## DATA RECORDS
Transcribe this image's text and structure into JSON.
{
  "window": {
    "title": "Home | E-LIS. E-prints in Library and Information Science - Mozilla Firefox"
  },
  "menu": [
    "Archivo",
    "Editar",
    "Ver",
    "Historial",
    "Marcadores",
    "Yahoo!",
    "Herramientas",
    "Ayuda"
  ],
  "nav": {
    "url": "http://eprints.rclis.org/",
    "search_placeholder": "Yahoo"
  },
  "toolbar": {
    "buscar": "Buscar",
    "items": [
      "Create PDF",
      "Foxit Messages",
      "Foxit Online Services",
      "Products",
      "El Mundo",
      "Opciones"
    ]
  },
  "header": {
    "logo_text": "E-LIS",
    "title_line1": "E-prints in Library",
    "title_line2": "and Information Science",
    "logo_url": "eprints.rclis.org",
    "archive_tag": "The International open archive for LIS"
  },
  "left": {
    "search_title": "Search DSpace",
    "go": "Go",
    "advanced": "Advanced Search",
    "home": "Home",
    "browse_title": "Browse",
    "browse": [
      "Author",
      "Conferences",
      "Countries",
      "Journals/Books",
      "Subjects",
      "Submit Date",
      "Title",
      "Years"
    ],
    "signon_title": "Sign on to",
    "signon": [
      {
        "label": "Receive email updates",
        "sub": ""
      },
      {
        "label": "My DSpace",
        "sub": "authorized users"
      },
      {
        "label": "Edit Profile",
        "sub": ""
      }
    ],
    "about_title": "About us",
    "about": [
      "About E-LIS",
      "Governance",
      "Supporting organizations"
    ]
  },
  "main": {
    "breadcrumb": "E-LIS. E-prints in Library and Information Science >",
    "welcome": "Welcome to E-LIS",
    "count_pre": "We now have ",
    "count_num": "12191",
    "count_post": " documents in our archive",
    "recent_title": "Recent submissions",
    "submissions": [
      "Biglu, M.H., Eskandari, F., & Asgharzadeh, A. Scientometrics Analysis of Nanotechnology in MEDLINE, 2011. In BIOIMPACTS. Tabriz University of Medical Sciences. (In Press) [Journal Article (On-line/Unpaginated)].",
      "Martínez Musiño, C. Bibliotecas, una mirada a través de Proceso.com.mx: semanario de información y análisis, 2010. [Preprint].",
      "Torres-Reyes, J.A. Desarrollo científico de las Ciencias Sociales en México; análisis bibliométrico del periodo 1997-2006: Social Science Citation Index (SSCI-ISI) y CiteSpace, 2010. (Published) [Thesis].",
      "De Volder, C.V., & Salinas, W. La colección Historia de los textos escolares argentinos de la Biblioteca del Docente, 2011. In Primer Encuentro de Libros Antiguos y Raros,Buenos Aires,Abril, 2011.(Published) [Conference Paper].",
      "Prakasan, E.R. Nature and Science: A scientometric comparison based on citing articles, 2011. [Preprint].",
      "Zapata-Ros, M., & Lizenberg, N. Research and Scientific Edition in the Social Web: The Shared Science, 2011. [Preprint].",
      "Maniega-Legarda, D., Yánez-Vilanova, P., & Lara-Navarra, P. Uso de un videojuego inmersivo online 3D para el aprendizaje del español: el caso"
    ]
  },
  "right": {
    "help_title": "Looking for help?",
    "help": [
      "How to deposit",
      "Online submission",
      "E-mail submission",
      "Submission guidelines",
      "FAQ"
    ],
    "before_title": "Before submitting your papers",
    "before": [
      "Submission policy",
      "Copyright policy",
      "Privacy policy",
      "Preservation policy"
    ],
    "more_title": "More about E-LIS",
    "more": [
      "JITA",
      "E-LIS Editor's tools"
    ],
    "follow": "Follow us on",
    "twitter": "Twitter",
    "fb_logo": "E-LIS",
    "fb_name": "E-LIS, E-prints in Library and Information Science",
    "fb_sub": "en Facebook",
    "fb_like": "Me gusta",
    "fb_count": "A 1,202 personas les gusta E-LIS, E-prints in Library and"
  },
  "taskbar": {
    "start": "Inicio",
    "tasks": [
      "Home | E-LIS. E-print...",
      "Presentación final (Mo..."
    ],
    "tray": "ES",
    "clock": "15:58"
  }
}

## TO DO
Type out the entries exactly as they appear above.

## WRITTEN SOLUTION
Transcribe this image's text and structure into JSON.
{
  "window": {
    "title": "Home | E-LIS. E-prints in Library and Information Science - Mozilla Firefox"
  },
  "menu": [
    "Archivo",
    "Editar",
    "Ver",
    "Historial",
    "Marcadores",
    "Yahoo!",
    "Herramientas",
    "Ayuda"
  ],
  "nav": {
    "url": "http://eprints.rclis.org/",
    "search_placeholder": "Yahoo"
  },
  "toolbar": {
    "buscar": "Buscar",
    "items": [
      "Create PDF",
      "Foxit Messages",
      "Foxit Online Services",
      "Products",
      "El Mundo",
      "Opciones"
    ]
  },
  "header": {
    "logo_text": "E-LIS",
    "title_line1": "E-prints in Library",
    "title_line2": "and Information Science",
    "logo_url": "eprints.rclis.org",
    "archive_tag": "The International open archive for LIS"
  },
  "left": {
    "search_title": "Search DSpace",
    "go": "Go",
    "advanced": "Advanced Search",
    "home": "Home",
    "browse_title": "Browse",
    "browse": [
      "Author",
      "Conferences",
      "Countries",
      "Journals/Books",
      "Subjects",
      "Submit Date",
      "Title",
      "Years"
    ],
    "signon_title": "Sign on to",
    "signon": [
      {
        "label": "Receive email updates",
        "sub": ""
      },
      {
        "label": "My DSpace",
        "sub": "authorized users"
      },
      {
        "label": "Edit Profile",
        "sub": ""
      }
    ],
    "about_title": "About us",
    "about": [
      "About E-LIS",
      "Governance",
      "Supporting organizations"
    ]
  },
  "main": {
    "breadcrumb": "E-LIS. E-prints in Library and Information Science >",
    "welcome": "Welcome to E-LIS",
    "count_pre": "We now have ",
    "count_num": "12191",
    "count_post": " documents in our archive",
    "recent_title": "Recent submissions",
    "submissions": [
      "Biglu, M.H., Eskandari, F., & Asgharzadeh, A. Scientometrics Analysis of Nanotechnology in MEDLINE, 2011. In BIOIMPACTS. Tabriz University of Medical Sciences. (In Press) [Journal Article (On-line/Unpaginated)].",
      "Martínez Musiño, C. Bibliotecas, una mirada a través de Proceso.com.mx: semanario de información y análisis, 2010. [Preprint].",
      "Torres-Reyes, J.A. Desarrollo científico de las Ciencias Sociales en México; análisis bibliométrico del periodo 1997-2006: Social Science Citation Index (SSCI-ISI) y CiteSpace, 2010. (Published) [Thesis].",
      "De Volder, C.V., & Salinas, W. La colección Historia de los textos escolares argentinos de la Biblioteca del Docente, 2011. In Primer Encuentro de Libros Antiguos y Raros,Buenos Aires,Abril, 2011.(Published) [Conference Paper].",
      "Prakasan, E.R. Nature and Science: A scientometric comparison based on citing articles, 2011. [Preprint].",
      "Zapata-Ros, M., & Lizenberg, N. Research and Scientific Edition in the Social Web: The Shared Science, 2011. [Preprint].",
      "Maniega-Legarda, D., Yánez-Vilanova, P., & Lara-Navarra, P. Uso de un videojuego inmersivo online 3D para el aprendizaje del español: el caso"
    ]
  },
  "right": {
    "help_title": "Looking for help?",
    "help": [
      "How to deposit",
      "Online submission",
      "E-mail submission",
      "Submission guidelines",
      "FAQ"
    ],
    "before_title": "Before submitting your papers",
    "before": [
      "Submission policy",
      "Copyright policy",
      "Privacy policy",
      "Preservation policy"
    ],
    "more_title": "More about E-LIS",
    "more": [
      "JITA",
      "E-LIS Editor's tools"
    ],
    "follow": "Follow us on",
    "twitter": "Twitter",
    "fb_logo": "E-LIS",
    "fb_name": "E-LIS, E-prints in Library and Information Science",
    "fb_sub": "en Facebook",
    "fb_like": "Me gusta",
    "fb_count": "A 1,202 personas les gusta E-LIS, E-prints in Library and"
  },
  "taskbar": {
    "start": "Inicio",
    "tasks": [
      "Home | E-LIS. E-print...",
      "Presentación final (Mo..."
    ],
    "tray": "ES",
    "clock": "15:58"
  }
}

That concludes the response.